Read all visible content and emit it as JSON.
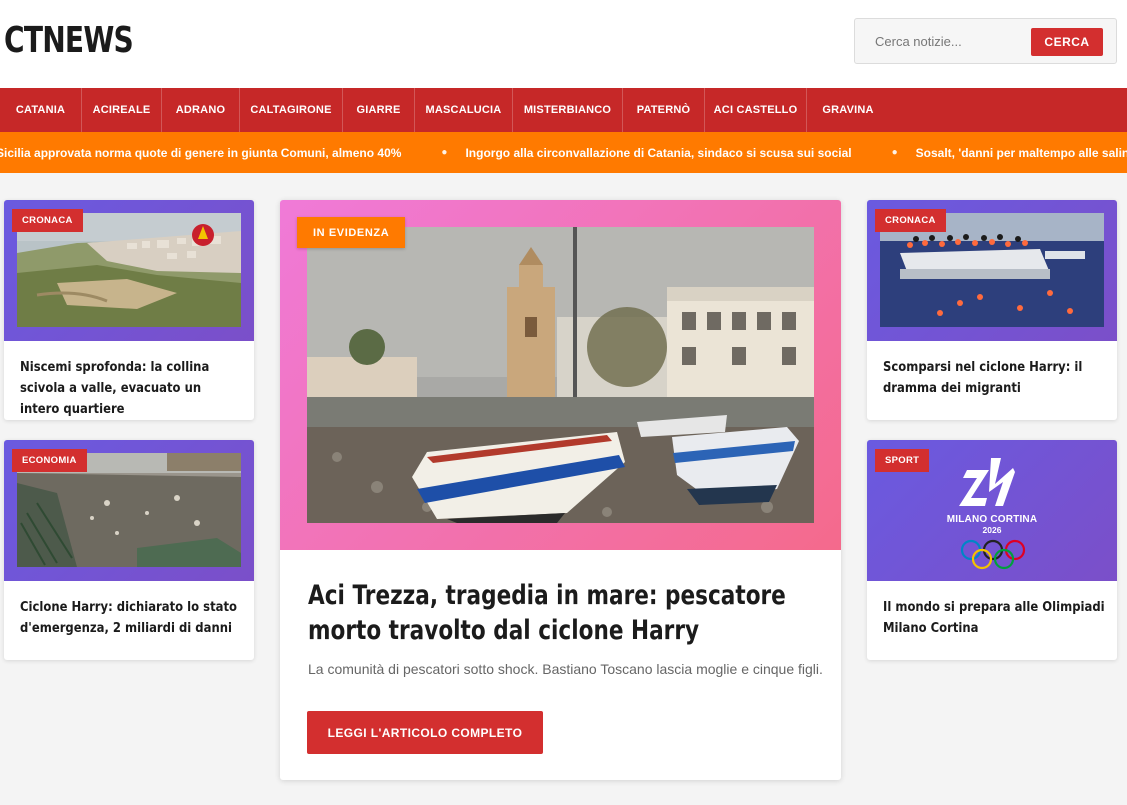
{
  "header": {
    "logo": "CTNEWS",
    "search_placeholder": "Cerca notizie...",
    "search_button": "CERCA"
  },
  "nav": {
    "items": [
      {
        "label": "CATANIA"
      },
      {
        "label": "ACIREALE"
      },
      {
        "label": "ADRANO"
      },
      {
        "label": "CALTAGIRONE"
      },
      {
        "label": "GIARRE"
      },
      {
        "label": "MASCALUCIA"
      },
      {
        "label": "MISTERBIANCO"
      },
      {
        "label": "PATERNÒ"
      },
      {
        "label": "ACI CASTELLO"
      },
      {
        "label": "GRAVINA"
      }
    ]
  },
  "ticker": {
    "items": [
      "Sicilia approvata norma quote di genere in giunta Comuni, almeno 40%",
      "Ingorgo alla circonvallazione di Catania, sindaco si scusa sui social",
      "Sosalt, 'danni per maltempo alle saline di Trapani"
    ]
  },
  "cards": {
    "left_top": {
      "badge": "CRONACA",
      "title": "Niscemi sprofonda: la collina scivola a valle, evacuato un intero quartiere"
    },
    "left_bottom": {
      "badge": "ECONOMIA",
      "title": "Ciclone Harry: dichiarato lo stato d'emergenza, 2 miliardi di danni"
    },
    "right_top": {
      "badge": "CRONACA",
      "title": "Scomparsi nel ciclone Harry: il dramma dei migranti"
    },
    "right_bottom": {
      "badge": "SPORT",
      "title": "Il mondo si prepara alle Olimpiadi Milano Cortina"
    }
  },
  "featured": {
    "badge": "IN EVIDENZA",
    "title": "Aci Trezza, tragedia in mare: pescatore morto travolto dal ciclone Harry",
    "subtitle": "La comunità di pescatori sotto shock. Bastiano Toscano lascia moglie e cinque figli.",
    "button": "LEGGI L'ARTICOLO COMPLETO"
  },
  "olympics_logo": {
    "line1": "MILANO CORTINA",
    "line2": "2026"
  },
  "colors": {
    "brand_red": "#c62828",
    "button_red": "#d32f2f",
    "ticker_orange": "#ff7a00",
    "card_gradient": "#6a5ae0",
    "featured_gradient": "#f07ad8"
  }
}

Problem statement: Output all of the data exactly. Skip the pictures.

Answer:
Read all visible content and emit it as JSON.
{
  "header": {
    "logo": "CTNEWS",
    "search_placeholder": "Cerca notizie...",
    "search_button": "CERCA"
  },
  "nav": {
    "items": [
      {
        "label": "CATANIA"
      },
      {
        "label": "ACIREALE"
      },
      {
        "label": "ADRANO"
      },
      {
        "label": "CALTAGIRONE"
      },
      {
        "label": "GIARRE"
      },
      {
        "label": "MASCALUCIA"
      },
      {
        "label": "MISTERBIANCO"
      },
      {
        "label": "PATERNÒ"
      },
      {
        "label": "ACI CASTELLO"
      },
      {
        "label": "GRAVINA"
      }
    ]
  },
  "ticker": {
    "items": [
      "Sicilia approvata norma quote di genere in giunta Comuni, almeno 40%",
      "Ingorgo alla circonvallazione di Catania, sindaco si scusa sui social",
      "Sosalt, 'danni per maltempo alle saline di Trapani"
    ]
  },
  "cards": {
    "left_top": {
      "badge": "CRONACA",
      "title": "Niscemi sprofonda: la collina scivola a valle, evacuato un intero quartiere"
    },
    "left_bottom": {
      "badge": "ECONOMIA",
      "title": "Ciclone Harry: dichiarato lo stato d'emergenza, 2 miliardi di danni"
    },
    "right_top": {
      "badge": "CRONACA",
      "title": "Scomparsi nel ciclone Harry: il dramma dei migranti"
    },
    "right_bottom": {
      "badge": "SPORT",
      "title": "Il mondo si prepara alle Olimpiadi Milano Cortina"
    }
  },
  "featured": {
    "badge": "IN EVIDENZA",
    "title": "Aci Trezza, tragedia in mare: pescatore morto travolto dal ciclone Harry",
    "subtitle": "La comunità di pescatori sotto shock. Bastiano Toscano lascia moglie e cinque figli.",
    "button": "LEGGI L'ARTICOLO COMPLETO"
  },
  "olympics_logo": {
    "line1": "MILANO CORTINA",
    "line2": "2026"
  },
  "colors": {
    "brand_red": "#c62828",
    "button_red": "#d32f2f",
    "ticker_orange": "#ff7a00",
    "card_gradient": "#6a5ae0",
    "featured_gradient": "#f07ad8"
  }
}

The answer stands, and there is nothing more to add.